#### Records for processing ####

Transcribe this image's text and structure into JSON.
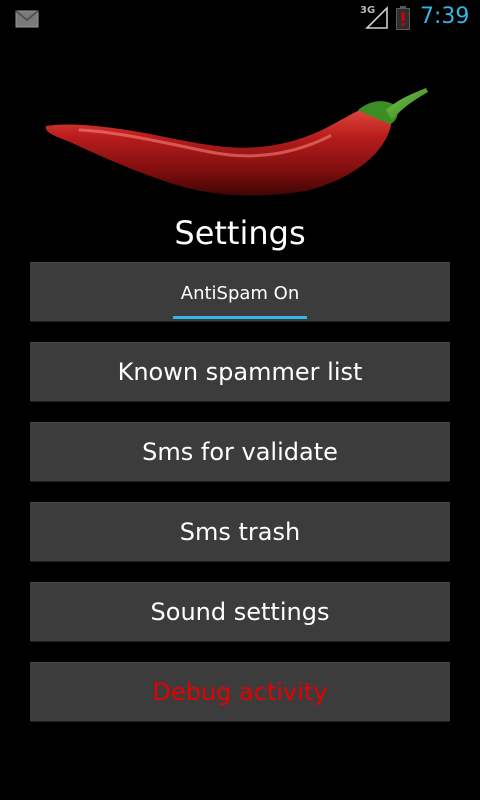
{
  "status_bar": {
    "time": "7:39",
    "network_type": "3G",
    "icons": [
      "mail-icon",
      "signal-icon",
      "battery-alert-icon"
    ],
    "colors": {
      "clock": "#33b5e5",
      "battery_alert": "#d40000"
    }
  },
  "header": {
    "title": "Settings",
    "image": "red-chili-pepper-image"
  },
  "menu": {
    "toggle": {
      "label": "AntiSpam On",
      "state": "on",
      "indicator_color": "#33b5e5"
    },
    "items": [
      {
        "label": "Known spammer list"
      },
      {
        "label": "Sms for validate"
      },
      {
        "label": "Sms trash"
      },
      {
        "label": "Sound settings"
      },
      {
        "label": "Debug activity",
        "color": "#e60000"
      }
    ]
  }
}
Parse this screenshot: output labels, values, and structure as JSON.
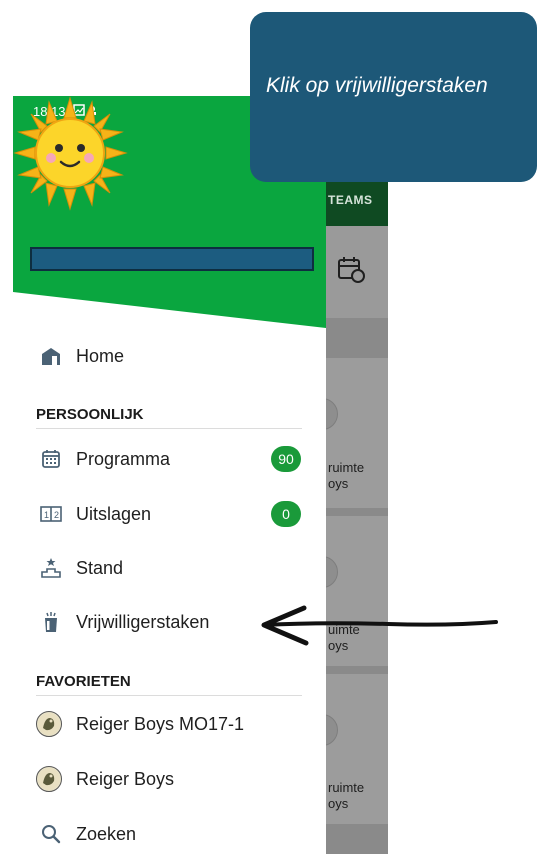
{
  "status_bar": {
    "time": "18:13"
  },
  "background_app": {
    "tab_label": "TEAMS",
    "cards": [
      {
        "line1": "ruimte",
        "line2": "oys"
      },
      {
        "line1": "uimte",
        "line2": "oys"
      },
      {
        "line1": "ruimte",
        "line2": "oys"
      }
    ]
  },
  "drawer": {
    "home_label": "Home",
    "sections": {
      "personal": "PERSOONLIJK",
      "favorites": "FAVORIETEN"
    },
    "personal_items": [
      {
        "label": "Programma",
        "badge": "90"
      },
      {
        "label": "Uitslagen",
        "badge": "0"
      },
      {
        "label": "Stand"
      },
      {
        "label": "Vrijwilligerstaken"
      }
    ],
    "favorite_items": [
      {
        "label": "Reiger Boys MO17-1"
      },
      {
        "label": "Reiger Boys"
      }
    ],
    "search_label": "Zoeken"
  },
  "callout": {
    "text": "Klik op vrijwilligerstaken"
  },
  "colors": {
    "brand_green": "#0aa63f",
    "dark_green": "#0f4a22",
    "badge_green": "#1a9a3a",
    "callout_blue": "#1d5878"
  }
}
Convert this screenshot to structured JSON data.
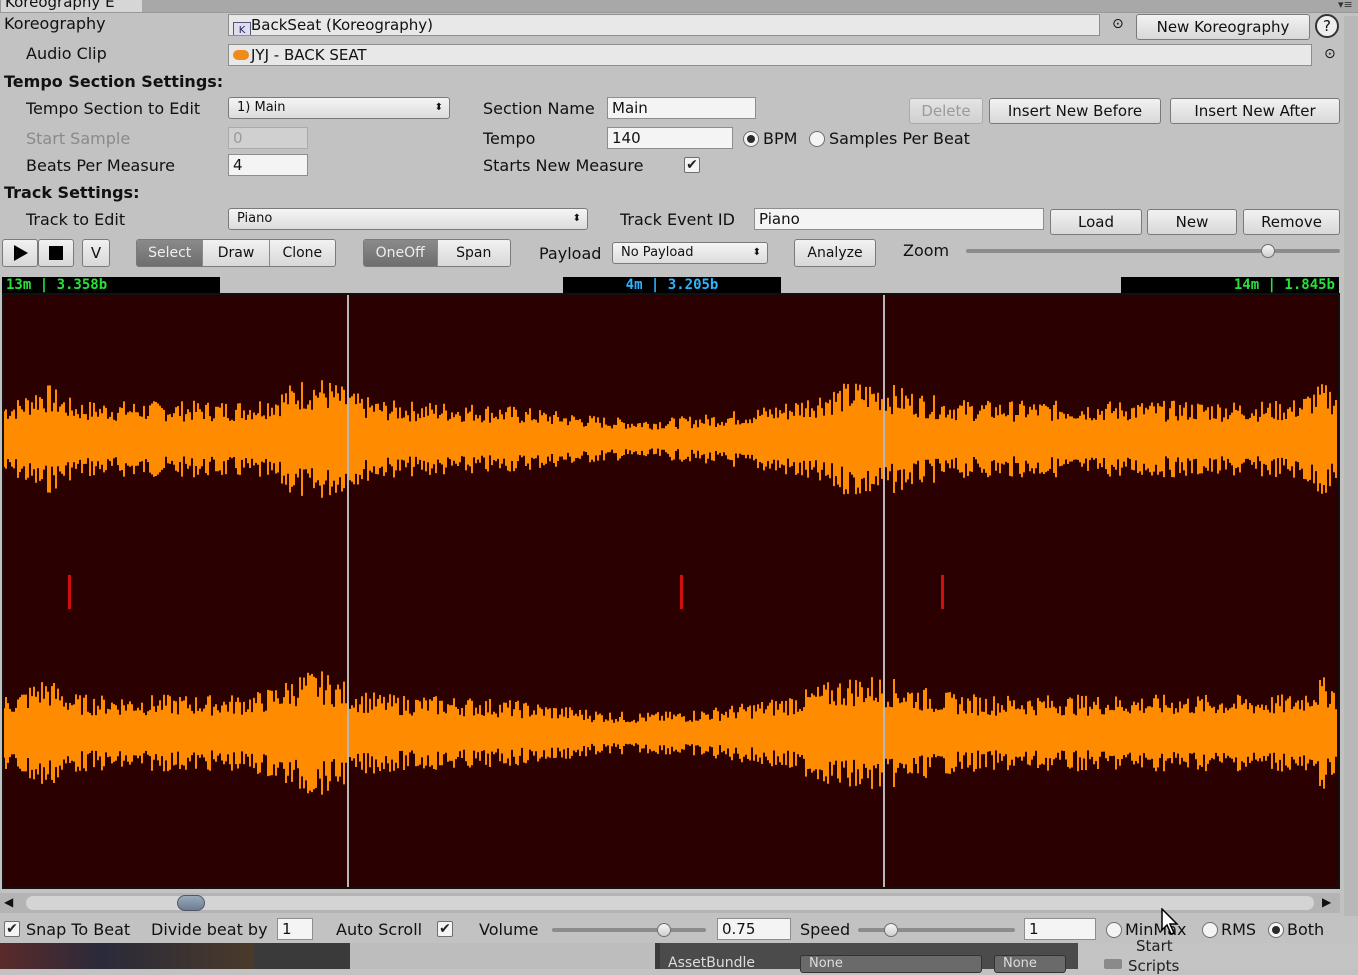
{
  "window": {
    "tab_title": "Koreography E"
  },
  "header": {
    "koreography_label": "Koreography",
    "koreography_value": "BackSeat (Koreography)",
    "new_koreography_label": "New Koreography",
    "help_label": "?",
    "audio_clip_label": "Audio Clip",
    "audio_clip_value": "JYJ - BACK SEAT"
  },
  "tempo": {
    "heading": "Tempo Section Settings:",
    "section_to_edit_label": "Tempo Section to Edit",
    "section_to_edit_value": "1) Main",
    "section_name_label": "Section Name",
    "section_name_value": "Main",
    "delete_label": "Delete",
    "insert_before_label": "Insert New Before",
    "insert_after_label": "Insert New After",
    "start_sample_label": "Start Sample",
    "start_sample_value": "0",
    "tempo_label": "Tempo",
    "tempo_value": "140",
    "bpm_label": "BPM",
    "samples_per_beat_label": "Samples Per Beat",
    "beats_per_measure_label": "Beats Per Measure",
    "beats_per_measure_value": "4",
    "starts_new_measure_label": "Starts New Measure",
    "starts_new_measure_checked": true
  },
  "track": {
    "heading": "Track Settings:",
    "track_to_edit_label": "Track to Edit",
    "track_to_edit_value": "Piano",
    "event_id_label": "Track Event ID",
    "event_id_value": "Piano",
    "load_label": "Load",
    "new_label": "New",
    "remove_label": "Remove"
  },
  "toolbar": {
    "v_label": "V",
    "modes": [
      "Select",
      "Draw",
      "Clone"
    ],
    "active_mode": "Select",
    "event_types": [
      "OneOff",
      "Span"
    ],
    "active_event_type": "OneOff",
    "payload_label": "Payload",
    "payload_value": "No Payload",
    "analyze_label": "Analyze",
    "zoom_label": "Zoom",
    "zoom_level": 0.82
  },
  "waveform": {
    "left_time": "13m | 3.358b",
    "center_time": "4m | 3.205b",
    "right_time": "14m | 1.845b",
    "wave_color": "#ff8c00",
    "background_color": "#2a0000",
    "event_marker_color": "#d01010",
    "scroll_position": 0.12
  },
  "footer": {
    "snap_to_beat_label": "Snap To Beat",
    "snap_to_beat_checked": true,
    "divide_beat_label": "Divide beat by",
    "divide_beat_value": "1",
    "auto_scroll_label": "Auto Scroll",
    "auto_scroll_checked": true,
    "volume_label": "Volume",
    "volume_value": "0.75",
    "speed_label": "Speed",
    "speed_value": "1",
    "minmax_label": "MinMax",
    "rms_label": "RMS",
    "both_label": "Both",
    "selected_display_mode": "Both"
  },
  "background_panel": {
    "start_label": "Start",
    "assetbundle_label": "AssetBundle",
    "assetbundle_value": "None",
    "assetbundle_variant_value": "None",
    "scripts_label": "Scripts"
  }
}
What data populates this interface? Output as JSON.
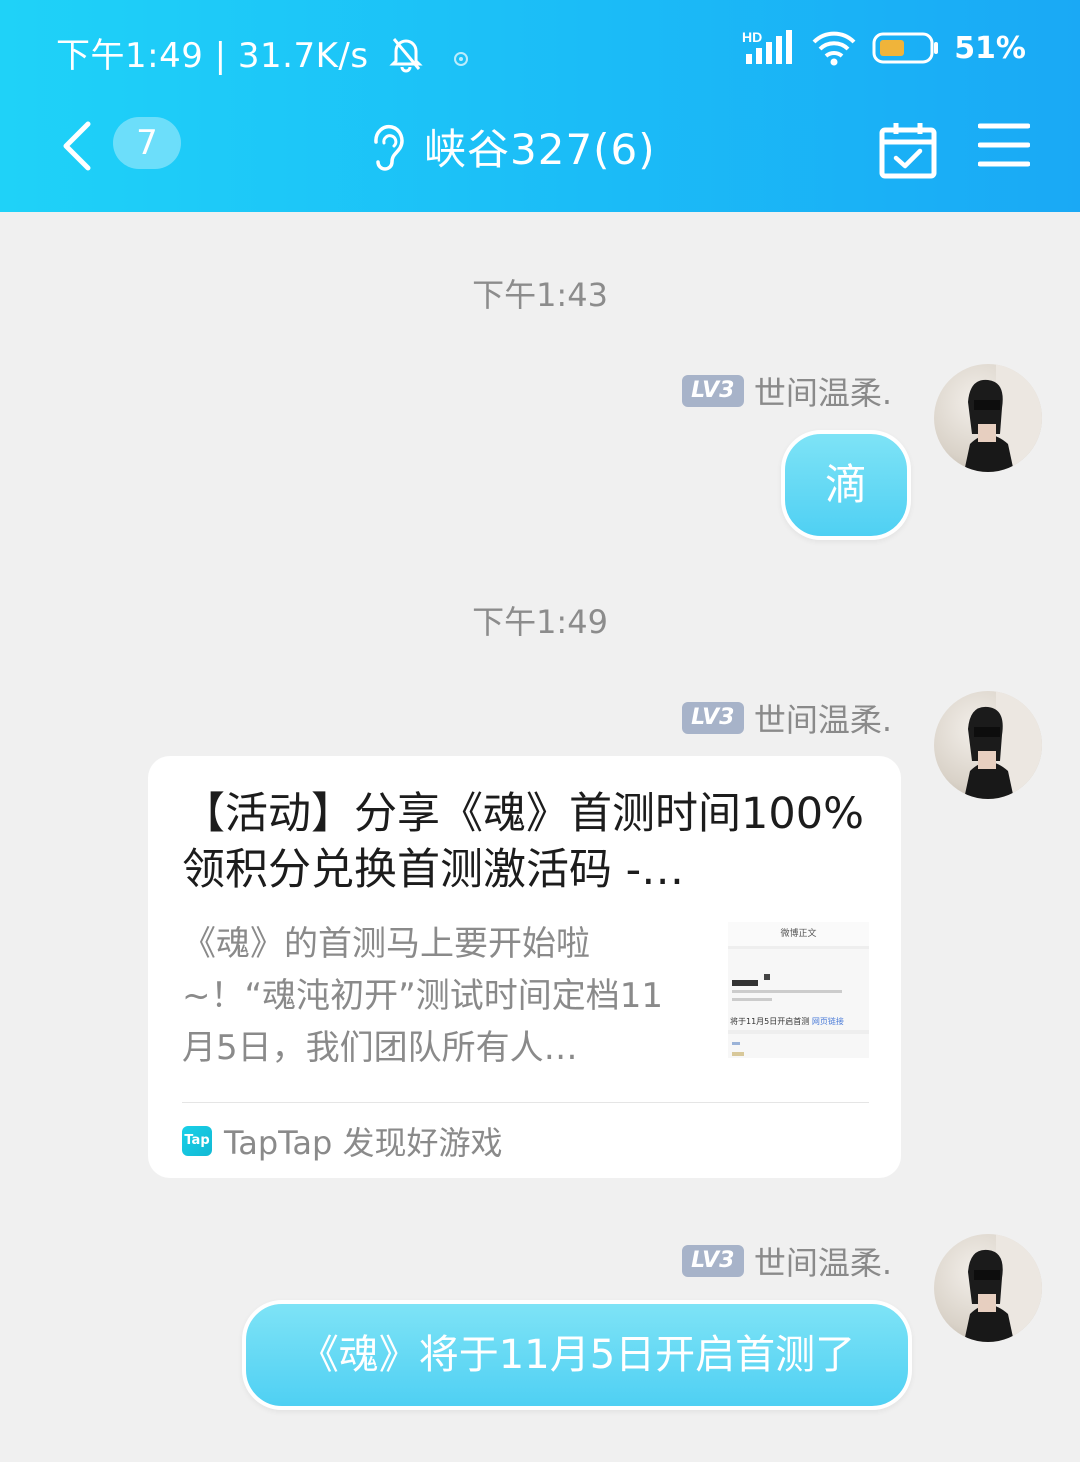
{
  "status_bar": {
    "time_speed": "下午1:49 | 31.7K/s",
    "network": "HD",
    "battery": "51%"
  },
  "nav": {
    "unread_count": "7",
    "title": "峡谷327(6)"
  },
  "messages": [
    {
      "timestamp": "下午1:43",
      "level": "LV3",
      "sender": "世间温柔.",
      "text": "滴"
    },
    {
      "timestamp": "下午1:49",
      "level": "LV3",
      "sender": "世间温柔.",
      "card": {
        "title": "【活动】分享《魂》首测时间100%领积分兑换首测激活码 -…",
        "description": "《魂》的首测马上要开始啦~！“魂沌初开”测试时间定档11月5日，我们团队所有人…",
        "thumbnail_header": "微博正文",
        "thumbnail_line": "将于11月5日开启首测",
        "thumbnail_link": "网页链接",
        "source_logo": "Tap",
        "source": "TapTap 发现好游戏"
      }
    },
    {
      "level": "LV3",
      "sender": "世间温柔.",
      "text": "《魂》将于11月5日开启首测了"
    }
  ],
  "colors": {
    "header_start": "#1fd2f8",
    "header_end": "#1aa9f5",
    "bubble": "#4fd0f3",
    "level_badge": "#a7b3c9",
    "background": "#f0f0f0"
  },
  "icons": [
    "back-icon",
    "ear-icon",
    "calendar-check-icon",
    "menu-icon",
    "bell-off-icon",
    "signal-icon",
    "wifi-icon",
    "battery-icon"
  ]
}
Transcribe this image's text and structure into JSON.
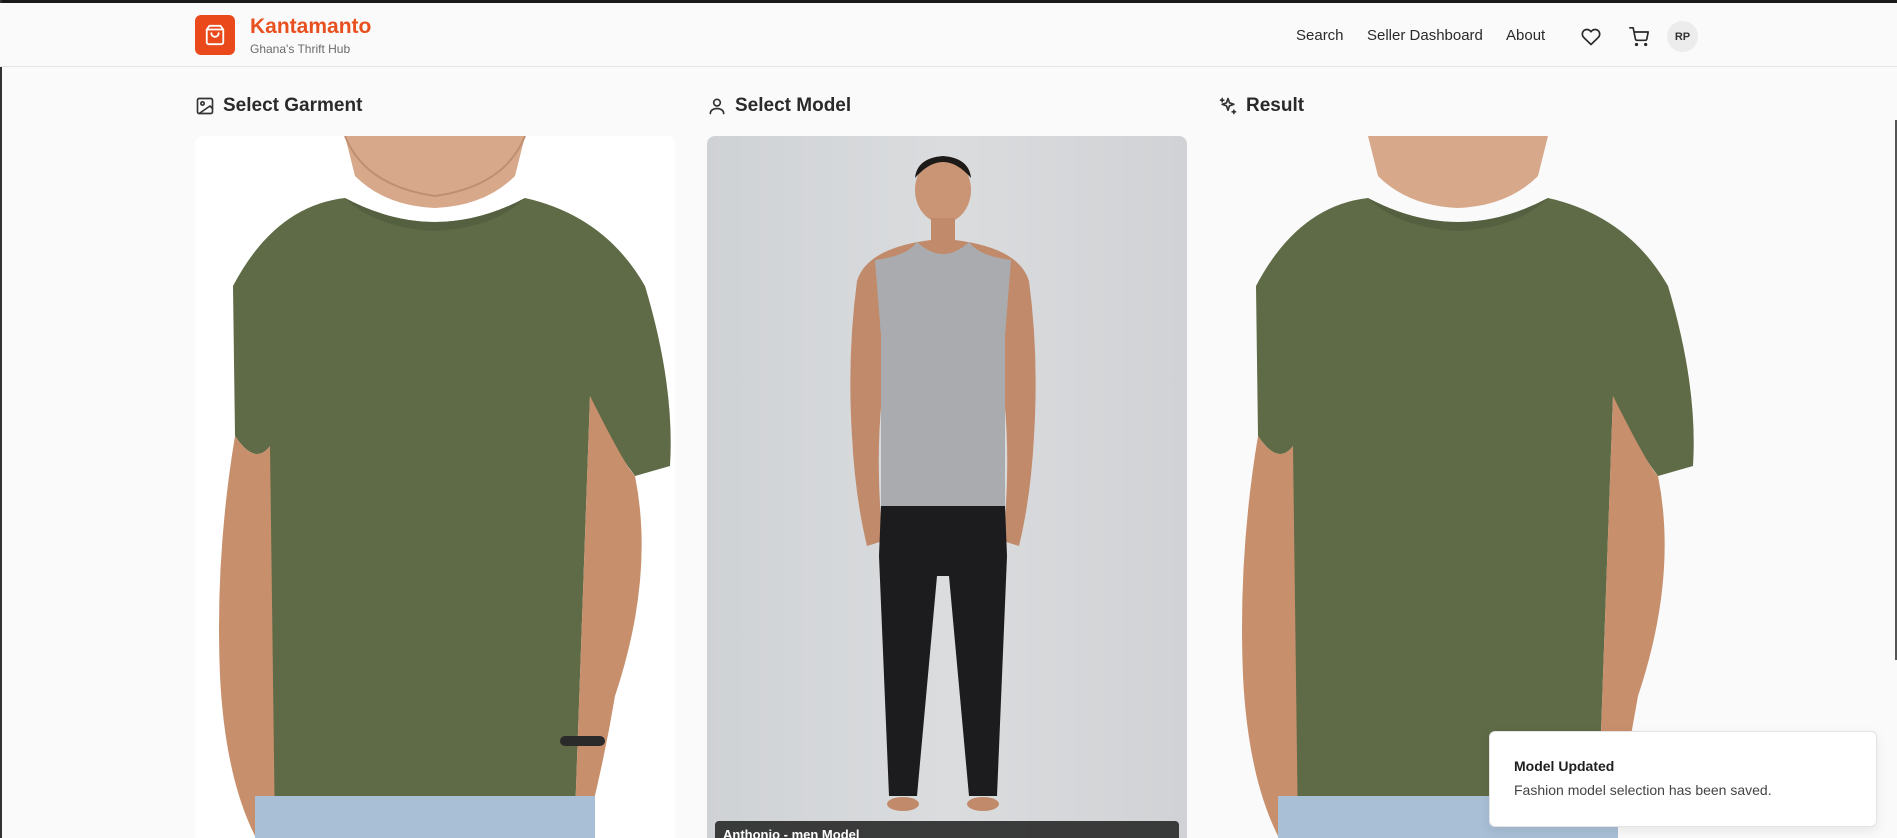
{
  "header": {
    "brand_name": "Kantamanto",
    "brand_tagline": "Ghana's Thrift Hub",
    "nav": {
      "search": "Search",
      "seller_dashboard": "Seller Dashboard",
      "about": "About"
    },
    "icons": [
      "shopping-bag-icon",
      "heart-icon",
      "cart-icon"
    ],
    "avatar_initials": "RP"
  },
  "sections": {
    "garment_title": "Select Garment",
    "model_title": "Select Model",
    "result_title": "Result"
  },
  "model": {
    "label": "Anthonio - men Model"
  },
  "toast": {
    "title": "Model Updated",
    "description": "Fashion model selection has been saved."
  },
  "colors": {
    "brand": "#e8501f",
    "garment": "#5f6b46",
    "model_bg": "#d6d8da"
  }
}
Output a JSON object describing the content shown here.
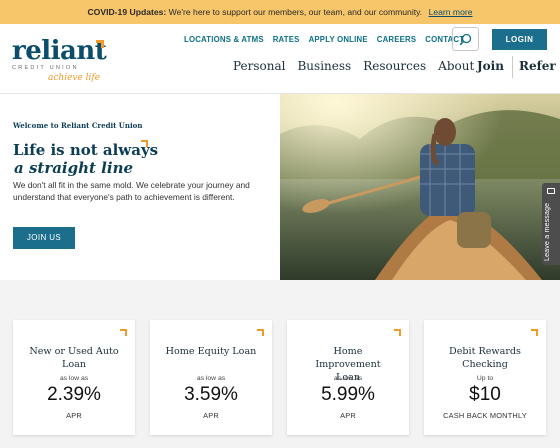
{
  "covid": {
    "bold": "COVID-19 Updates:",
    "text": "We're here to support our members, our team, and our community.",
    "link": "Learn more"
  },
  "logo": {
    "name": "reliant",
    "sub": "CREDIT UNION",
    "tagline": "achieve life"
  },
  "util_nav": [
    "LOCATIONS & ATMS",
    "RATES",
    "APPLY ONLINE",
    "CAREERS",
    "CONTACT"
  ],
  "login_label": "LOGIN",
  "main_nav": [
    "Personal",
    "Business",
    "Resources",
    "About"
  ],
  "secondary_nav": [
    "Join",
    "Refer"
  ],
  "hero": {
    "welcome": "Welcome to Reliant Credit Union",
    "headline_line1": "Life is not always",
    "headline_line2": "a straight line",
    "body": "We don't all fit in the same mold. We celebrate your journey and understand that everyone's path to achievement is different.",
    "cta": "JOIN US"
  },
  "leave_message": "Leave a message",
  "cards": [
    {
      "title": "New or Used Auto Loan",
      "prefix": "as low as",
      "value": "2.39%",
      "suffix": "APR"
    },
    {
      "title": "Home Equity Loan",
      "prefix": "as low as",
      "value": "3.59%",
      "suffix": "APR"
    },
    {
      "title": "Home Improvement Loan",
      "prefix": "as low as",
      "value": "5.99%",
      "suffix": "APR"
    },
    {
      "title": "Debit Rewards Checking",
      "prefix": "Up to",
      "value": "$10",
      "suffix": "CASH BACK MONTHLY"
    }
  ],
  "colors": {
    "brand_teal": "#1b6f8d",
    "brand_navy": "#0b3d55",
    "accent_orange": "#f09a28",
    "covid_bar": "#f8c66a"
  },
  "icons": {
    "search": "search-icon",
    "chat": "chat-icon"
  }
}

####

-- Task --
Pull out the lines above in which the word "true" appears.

-- Response to this exercise --
    "starts_new_measure_checked": true
    "snap_to_beat_checked": true,
    "auto_scroll_checked": true,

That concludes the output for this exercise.